The study, conducted by Northwestern University researchers, could be a breakthrough in the field of skin diseases and skin protection from ultraviolet radiation. The development of such a cream is based on mimicry of natural processes in the body and their use to create new types of treatment.
The synthetic melanin in the cream imitates the skin’s natural protective and repair function, thus preventing damage from UV radiation. This is not just passive protection, as is the case with traditional sunscreens, but also an active treatment that helps combat skin damage that has already occurred.
The free radical scavenging effect of synthetic melanin is especially important because these molecules are associated with a wide range of skin damage, including premature aging and the development of skin cancer. In addition, the cream’s ability to prevent collagen breakdown helps maintain youthful skin and prevents the formation of wrinkles.

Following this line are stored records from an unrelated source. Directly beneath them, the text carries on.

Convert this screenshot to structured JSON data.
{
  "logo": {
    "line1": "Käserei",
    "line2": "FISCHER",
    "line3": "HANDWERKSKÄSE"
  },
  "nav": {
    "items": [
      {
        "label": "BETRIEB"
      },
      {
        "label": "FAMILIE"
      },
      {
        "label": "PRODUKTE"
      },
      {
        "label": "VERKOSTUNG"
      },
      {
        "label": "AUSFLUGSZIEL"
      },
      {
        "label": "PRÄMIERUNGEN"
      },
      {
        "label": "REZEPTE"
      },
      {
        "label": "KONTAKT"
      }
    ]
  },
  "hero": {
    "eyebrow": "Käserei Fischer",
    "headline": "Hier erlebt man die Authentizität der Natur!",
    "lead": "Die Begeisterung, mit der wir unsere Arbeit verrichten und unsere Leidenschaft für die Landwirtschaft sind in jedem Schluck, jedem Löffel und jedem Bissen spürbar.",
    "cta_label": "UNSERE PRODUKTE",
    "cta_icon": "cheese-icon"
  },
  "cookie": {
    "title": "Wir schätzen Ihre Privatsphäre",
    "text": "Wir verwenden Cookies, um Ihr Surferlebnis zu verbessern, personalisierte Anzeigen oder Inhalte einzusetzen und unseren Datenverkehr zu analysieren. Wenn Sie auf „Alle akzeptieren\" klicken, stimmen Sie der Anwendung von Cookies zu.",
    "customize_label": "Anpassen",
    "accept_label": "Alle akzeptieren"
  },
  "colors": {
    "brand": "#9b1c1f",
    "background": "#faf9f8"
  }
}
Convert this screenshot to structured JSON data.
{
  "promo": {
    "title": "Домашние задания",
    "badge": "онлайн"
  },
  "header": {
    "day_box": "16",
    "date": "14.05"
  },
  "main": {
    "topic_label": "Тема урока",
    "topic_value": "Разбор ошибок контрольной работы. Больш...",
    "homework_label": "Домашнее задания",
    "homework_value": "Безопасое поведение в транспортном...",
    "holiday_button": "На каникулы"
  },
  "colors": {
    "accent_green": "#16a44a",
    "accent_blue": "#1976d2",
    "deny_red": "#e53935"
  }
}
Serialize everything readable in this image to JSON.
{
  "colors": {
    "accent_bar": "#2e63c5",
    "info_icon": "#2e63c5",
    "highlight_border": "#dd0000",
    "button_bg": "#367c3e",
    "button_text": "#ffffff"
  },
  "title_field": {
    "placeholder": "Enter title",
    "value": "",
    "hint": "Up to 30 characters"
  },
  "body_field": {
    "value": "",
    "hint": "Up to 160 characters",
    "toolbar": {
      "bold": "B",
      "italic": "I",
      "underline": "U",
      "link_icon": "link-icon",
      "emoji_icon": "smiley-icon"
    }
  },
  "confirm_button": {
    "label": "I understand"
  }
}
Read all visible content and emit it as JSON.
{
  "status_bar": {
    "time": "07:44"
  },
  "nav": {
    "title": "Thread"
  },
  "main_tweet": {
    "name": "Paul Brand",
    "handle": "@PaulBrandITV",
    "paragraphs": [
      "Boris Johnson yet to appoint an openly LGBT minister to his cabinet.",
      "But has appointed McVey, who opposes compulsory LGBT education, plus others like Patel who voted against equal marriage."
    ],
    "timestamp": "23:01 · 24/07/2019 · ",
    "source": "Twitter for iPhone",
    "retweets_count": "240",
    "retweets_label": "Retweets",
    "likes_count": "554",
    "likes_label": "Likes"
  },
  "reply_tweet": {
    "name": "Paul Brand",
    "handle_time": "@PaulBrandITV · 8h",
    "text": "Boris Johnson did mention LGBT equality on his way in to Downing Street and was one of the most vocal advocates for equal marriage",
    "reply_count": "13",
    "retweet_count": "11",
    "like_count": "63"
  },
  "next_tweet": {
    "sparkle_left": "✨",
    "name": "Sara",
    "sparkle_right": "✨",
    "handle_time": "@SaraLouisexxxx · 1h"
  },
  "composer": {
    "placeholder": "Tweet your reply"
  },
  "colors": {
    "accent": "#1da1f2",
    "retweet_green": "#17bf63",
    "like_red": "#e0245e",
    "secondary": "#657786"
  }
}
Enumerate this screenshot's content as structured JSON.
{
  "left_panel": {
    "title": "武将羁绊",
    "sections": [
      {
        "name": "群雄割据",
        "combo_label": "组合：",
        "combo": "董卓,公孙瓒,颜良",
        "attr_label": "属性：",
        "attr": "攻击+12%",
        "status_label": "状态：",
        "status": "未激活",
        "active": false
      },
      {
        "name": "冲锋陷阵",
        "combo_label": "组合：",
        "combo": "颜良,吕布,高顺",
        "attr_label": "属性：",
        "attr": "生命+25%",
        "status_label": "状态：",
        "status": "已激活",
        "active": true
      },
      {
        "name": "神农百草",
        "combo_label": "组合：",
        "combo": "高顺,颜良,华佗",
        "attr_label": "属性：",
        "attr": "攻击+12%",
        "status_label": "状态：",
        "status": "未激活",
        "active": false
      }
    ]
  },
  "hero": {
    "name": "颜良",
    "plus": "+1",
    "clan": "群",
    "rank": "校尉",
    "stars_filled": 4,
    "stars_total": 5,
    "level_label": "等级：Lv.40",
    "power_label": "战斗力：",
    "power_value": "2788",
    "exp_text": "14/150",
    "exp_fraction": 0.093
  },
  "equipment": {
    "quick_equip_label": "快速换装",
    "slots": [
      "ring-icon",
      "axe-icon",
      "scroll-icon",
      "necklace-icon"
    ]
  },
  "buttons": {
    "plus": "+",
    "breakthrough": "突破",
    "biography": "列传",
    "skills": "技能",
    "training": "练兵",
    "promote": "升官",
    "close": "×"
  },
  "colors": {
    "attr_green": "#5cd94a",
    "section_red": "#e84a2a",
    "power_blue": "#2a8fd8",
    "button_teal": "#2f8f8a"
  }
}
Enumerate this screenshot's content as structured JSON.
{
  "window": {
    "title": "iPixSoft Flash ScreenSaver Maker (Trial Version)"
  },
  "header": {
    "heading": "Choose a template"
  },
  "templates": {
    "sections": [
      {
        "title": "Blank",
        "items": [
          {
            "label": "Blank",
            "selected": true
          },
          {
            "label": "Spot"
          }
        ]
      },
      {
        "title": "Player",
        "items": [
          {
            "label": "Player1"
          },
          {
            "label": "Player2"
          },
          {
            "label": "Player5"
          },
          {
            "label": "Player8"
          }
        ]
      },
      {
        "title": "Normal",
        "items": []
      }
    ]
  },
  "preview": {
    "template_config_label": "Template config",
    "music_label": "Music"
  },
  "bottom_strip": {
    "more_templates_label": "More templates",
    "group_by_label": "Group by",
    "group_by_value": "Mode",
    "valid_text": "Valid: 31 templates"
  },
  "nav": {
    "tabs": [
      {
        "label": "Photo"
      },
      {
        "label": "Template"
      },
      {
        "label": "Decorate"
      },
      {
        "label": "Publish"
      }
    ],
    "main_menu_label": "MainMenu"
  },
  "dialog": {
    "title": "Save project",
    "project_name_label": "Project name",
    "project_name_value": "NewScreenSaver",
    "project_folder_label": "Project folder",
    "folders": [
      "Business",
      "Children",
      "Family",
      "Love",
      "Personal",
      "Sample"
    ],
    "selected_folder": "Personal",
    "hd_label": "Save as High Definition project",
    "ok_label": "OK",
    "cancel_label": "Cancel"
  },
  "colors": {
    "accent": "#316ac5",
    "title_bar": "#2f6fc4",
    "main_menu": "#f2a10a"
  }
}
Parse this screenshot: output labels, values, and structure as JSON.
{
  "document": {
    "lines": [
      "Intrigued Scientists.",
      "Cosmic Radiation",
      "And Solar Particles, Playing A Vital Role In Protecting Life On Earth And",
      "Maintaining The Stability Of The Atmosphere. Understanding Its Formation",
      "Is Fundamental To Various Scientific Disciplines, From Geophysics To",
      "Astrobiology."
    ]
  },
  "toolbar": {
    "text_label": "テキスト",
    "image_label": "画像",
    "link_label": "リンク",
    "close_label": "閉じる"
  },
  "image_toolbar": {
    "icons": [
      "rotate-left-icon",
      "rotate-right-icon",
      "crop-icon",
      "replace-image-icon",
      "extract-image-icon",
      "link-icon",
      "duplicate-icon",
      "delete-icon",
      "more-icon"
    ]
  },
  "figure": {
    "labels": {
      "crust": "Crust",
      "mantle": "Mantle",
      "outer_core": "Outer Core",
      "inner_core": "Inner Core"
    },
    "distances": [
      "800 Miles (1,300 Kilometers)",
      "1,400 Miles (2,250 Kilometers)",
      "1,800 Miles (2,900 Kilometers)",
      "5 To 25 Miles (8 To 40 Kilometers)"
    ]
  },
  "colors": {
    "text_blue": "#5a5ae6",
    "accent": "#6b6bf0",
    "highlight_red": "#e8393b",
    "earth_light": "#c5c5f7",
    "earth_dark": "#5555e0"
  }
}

The innovative approach to using synthetic ingredients to replicate and enhance the body’s natural defense mechanisms highlights the opportunity for new developments in dermatology and anti-aging cosmetics. Additional research and clinical trials will be needed to evaluate the long-term safety and effectiveness of such a cream before its introduction into widespread practice.
The publication of the study results in the journal Nature indicates significant scientific interest and the potential impact of this development on medicine and public health. It is also an indication that modern science is striving to develop products that not only improve health and well-being, but also offer solutions to current problems such as sunburn and UV damage.